- Instructions for the task
What the task needs is every record repeated exactly, nothing more.

- Provided data
•••••
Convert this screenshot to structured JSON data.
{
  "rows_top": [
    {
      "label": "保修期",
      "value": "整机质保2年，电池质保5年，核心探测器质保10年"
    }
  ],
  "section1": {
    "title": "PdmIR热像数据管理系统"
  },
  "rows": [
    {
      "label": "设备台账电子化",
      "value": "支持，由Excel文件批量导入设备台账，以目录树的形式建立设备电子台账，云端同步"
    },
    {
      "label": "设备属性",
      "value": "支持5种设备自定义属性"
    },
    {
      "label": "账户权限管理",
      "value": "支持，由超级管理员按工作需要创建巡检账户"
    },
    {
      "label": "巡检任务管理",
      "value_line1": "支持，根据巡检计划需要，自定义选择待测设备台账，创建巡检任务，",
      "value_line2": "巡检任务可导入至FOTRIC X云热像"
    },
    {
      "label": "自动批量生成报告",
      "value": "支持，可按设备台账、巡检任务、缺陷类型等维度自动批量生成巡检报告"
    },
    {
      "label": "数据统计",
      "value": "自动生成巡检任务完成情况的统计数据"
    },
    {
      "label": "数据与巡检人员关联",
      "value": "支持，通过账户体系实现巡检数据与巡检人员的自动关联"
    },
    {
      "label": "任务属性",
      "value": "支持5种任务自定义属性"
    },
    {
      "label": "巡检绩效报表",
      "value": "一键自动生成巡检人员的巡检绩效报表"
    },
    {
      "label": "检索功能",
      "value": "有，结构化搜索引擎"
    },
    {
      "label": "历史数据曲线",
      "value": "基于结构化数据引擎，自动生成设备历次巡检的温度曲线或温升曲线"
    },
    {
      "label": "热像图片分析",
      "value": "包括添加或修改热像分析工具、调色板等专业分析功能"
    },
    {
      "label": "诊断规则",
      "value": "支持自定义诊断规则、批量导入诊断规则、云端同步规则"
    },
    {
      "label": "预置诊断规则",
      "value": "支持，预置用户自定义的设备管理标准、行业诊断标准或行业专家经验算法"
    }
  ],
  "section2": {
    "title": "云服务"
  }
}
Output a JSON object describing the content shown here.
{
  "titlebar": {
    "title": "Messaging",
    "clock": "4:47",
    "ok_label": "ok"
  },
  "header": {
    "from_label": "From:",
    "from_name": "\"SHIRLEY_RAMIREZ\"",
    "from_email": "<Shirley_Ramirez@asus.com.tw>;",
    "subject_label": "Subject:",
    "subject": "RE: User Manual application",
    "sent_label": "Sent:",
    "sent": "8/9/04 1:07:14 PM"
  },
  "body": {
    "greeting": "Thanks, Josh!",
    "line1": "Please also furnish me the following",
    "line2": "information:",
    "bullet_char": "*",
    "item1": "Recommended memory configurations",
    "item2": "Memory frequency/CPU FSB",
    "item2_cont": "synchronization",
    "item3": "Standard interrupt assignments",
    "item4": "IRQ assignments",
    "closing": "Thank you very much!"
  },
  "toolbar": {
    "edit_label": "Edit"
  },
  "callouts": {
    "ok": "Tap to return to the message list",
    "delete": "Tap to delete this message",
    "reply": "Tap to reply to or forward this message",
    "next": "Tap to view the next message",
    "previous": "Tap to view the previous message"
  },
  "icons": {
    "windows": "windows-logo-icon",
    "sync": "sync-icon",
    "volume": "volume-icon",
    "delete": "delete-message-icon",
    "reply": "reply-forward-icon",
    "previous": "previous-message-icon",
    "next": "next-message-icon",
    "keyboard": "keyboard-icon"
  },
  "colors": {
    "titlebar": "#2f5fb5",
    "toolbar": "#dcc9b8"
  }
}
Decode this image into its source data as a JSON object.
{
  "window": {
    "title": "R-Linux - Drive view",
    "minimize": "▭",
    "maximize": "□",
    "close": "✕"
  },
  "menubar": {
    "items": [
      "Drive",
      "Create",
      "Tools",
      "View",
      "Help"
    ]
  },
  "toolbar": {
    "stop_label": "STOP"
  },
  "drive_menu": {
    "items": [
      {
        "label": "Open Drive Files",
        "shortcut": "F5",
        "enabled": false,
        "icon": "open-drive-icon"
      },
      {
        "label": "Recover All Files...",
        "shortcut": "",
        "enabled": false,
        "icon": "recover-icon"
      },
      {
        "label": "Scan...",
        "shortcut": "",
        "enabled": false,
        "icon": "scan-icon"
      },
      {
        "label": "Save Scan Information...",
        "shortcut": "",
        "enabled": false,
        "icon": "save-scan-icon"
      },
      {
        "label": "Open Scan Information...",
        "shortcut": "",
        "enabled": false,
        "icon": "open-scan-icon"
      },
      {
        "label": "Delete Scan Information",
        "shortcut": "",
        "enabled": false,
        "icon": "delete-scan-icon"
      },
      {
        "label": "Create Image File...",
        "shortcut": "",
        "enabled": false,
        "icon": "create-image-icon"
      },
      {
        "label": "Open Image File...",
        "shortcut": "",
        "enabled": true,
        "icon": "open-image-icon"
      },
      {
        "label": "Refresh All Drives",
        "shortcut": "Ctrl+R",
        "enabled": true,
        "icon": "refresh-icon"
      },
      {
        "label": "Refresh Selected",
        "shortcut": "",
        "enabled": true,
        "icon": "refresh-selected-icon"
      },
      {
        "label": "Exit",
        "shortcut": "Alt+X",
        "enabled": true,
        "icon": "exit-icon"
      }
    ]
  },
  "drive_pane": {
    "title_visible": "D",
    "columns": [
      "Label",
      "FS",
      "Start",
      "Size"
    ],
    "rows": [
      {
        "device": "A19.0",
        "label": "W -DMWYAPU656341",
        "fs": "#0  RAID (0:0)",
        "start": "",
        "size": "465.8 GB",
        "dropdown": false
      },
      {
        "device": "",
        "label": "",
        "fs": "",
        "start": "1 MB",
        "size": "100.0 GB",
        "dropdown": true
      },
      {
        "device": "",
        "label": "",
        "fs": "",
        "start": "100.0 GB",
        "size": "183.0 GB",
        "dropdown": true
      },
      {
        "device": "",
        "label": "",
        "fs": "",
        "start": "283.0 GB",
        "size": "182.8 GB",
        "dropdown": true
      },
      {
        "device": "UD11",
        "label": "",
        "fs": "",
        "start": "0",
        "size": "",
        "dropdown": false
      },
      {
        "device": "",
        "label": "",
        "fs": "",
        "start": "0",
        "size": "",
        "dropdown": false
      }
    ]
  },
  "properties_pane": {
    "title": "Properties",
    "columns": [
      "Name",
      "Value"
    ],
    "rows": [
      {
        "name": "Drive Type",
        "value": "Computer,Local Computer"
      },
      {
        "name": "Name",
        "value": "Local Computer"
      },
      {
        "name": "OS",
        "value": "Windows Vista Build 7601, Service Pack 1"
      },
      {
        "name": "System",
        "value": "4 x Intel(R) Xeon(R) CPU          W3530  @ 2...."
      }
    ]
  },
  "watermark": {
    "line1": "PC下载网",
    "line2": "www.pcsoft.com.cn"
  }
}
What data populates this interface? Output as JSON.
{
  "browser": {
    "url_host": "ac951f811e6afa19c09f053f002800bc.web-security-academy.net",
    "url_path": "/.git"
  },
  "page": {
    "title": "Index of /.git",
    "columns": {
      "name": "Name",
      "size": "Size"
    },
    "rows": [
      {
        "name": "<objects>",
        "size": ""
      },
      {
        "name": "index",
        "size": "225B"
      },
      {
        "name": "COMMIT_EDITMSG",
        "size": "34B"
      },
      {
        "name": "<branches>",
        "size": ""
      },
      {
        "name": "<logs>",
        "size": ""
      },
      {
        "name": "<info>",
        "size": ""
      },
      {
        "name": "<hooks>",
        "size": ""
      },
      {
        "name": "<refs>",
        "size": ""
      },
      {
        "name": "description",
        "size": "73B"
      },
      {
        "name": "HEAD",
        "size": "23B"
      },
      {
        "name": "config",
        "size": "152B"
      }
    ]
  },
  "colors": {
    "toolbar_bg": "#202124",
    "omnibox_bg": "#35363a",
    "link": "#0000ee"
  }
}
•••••
- Written solution
Convert this screenshot to structured JSON data.
{
  "rows_top": [
    {
      "label": "保修期",
      "value": "整机质保2年，电池质保5年，核心探测器质保10年"
    }
  ],
  "section1": {
    "title": "PdmIR热像数据管理系统"
  },
  "rows": [
    {
      "label": "设备台账电子化",
      "value": "支持，由Excel文件批量导入设备台账，以目录树的形式建立设备电子台账，云端同步"
    },
    {
      "label": "设备属性",
      "value": "支持5种设备自定义属性"
    },
    {
      "label": "账户权限管理",
      "value": "支持，由超级管理员按工作需要创建巡检账户"
    },
    {
      "label": "巡检任务管理",
      "value_line1": "支持，根据巡检计划需要，自定义选择待测设备台账，创建巡检任务，",
      "value_line2": "巡检任务可导入至FOTRIC X云热像"
    },
    {
      "label": "自动批量生成报告",
      "value": "支持，可按设备台账、巡检任务、缺陷类型等维度自动批量生成巡检报告"
    },
    {
      "label": "数据统计",
      "value": "自动生成巡检任务完成情况的统计数据"
    },
    {
      "label": "数据与巡检人员关联",
      "value": "支持，通过账户体系实现巡检数据与巡检人员的自动关联"
    },
    {
      "label": "任务属性",
      "value": "支持5种任务自定义属性"
    },
    {
      "label": "巡检绩效报表",
      "value": "一键自动生成巡检人员的巡检绩效报表"
    },
    {
      "label": "检索功能",
      "value": "有，结构化搜索引擎"
    },
    {
      "label": "历史数据曲线",
      "value": "基于结构化数据引擎，自动生成设备历次巡检的温度曲线或温升曲线"
    },
    {
      "label": "热像图片分析",
      "value": "包括添加或修改热像分析工具、调色板等专业分析功能"
    },
    {
      "label": "诊断规则",
      "value": "支持自定义诊断规则、批量导入诊断规则、云端同步规则"
    },
    {
      "label": "预置诊断规则",
      "value": "支持，预置用户自定义的设备管理标准、行业诊断标准或行业专家经验算法"
    }
  ],
  "section2": {
    "title": "云服务"
  }
}
Output a JSON object describing the content shown here.
{
  "titlebar": {
    "title": "Messaging",
    "clock": "4:47",
    "ok_label": "ok"
  },
  "header": {
    "from_label": "From:",
    "from_name": "\"SHIRLEY_RAMIREZ\"",
    "from_email": "<Shirley_Ramirez@asus.com.tw>;",
    "subject_label": "Subject:",
    "subject": "RE: User Manual application",
    "sent_label": "Sent:",
    "sent": "8/9/04 1:07:14 PM"
  },
  "body": {
    "greeting": "Thanks, Josh!",
    "line1": "Please also furnish me the following",
    "line2": "information:",
    "bullet_char": "*",
    "item1": "Recommended memory configurations",
    "item2": "Memory frequency/CPU FSB",
    "item2_cont": "synchronization",
    "item3": "Standard interrupt assignments",
    "item4": "IRQ assignments",
    "closing": "Thank you very much!"
  },
  "toolbar": {
    "edit_label": "Edit"
  },
  "callouts": {
    "ok": "Tap to return to the message list",
    "delete": "Tap to delete this message",
    "reply": "Tap to reply to or forward this message",
    "next": "Tap to view the next message",
    "previous": "Tap to view the previous message"
  },
  "icons": {
    "windows": "windows-logo-icon",
    "sync": "sync-icon",
    "volume": "volume-icon",
    "delete": "delete-message-icon",
    "reply": "reply-forward-icon",
    "previous": "previous-message-icon",
    "next": "next-message-icon",
    "keyboard": "keyboard-icon"
  },
  "colors": {
    "titlebar": "#2f5fb5",
    "toolbar": "#dcc9b8"
  }
}
Decode this image into its source data as a JSON object.
{
  "window": {
    "title": "R-Linux - Drive view",
    "minimize": "▭",
    "maximize": "□",
    "close": "✕"
  },
  "menubar": {
    "items": [
      "Drive",
      "Create",
      "Tools",
      "View",
      "Help"
    ]
  },
  "toolbar": {
    "stop_label": "STOP"
  },
  "drive_menu": {
    "items": [
      {
        "label": "Open Drive Files",
        "shortcut": "F5",
        "enabled": false,
        "icon": "open-drive-icon"
      },
      {
        "label": "Recover All Files...",
        "shortcut": "",
        "enabled": false,
        "icon": "recover-icon"
      },
      {
        "label": "Scan...",
        "shortcut": "",
        "enabled": false,
        "icon": "scan-icon"
      },
      {
        "label": "Save Scan Information...",
        "shortcut": "",
        "enabled": false,
        "icon": "save-scan-icon"
      },
      {
        "label": "Open Scan Information...",
        "shortcut": "",
        "enabled": false,
        "icon": "open-scan-icon"
      },
      {
        "label": "Delete Scan Information",
        "shortcut": "",
        "enabled": false,
        "icon": "delete-scan-icon"
      },
      {
        "label": "Create Image File...",
        "shortcut": "",
        "enabled": false,
        "icon": "create-image-icon"
      },
      {
        "label": "Open Image File...",
        "shortcut": "",
        "enabled": true,
        "icon": "open-image-icon"
      },
      {
        "label": "Refresh All Drives",
        "shortcut": "Ctrl+R",
        "enabled": true,
        "icon": "refresh-icon"
      },
      {
        "label": "Refresh Selected",
        "shortcut": "",
        "enabled": true,
        "icon": "refresh-selected-icon"
      },
      {
        "label": "Exit",
        "shortcut": "Alt+X",
        "enabled": true,
        "icon": "exit-icon"
      }
    ]
  },
  "drive_pane": {
    "title_visible": "D",
    "columns": [
      "Label",
      "FS",
      "Start",
      "Size"
    ],
    "rows": [
      {
        "device": "A19.0",
        "label": "W -DMWYAPU656341",
        "fs": "#0  RAID (0:0)",
        "start": "",
        "size": "465.8 GB",
        "dropdown": false
      },
      {
        "device": "",
        "label": "",
        "fs": "",
        "start": "1 MB",
        "size": "100.0 GB",
        "dropdown": true
      },
      {
        "device": "",
        "label": "",
        "fs": "",
        "start": "100.0 GB",
        "size": "183.0 GB",
        "dropdown": true
      },
      {
        "device": "",
        "label": "",
        "fs": "",
        "start": "283.0 GB",
        "size": "182.8 GB",
        "dropdown": true
      },
      {
        "device": "UD11",
        "label": "",
        "fs": "",
        "start": "0",
        "size": "",
        "dropdown": false
      },
      {
        "device": "",
        "label": "",
        "fs": "",
        "start": "0",
        "size": "",
        "dropdown": false
      }
    ]
  },
  "properties_pane": {
    "title": "Properties",
    "columns": [
      "Name",
      "Value"
    ],
    "rows": [
      {
        "name": "Drive Type",
        "value": "Computer,Local Computer"
      },
      {
        "name": "Name",
        "value": "Local Computer"
      },
      {
        "name": "OS",
        "value": "Windows Vista Build 7601, Service Pack 1"
      },
      {
        "name": "System",
        "value": "4 x Intel(R) Xeon(R) CPU          W3530  @ 2...."
      }
    ]
  },
  "watermark": {
    "line1": "PC下载网",
    "line2": "www.pcsoft.com.cn"
  }
}
What data populates this interface? Output as JSON.
{
  "browser": {
    "url_host": "ac951f811e6afa19c09f053f002800bc.web-security-academy.net",
    "url_path": "/.git"
  },
  "page": {
    "title": "Index of /.git",
    "columns": {
      "name": "Name",
      "size": "Size"
    },
    "rows": [
      {
        "name": "<objects>",
        "size": ""
      },
      {
        "name": "index",
        "size": "225B"
      },
      {
        "name": "COMMIT_EDITMSG",
        "size": "34B"
      },
      {
        "name": "<branches>",
        "size": ""
      },
      {
        "name": "<logs>",
        "size": ""
      },
      {
        "name": "<info>",
        "size": ""
      },
      {
        "name": "<hooks>",
        "size": ""
      },
      {
        "name": "<refs>",
        "size": ""
      },
      {
        "name": "description",
        "size": "73B"
      },
      {
        "name": "HEAD",
        "size": "23B"
      },
      {
        "name": "config",
        "size": "152B"
      }
    ]
  },
  "colors": {
    "toolbar_bg": "#202124",
    "omnibox_bg": "#35363a",
    "link": "#0000ee"
  }
}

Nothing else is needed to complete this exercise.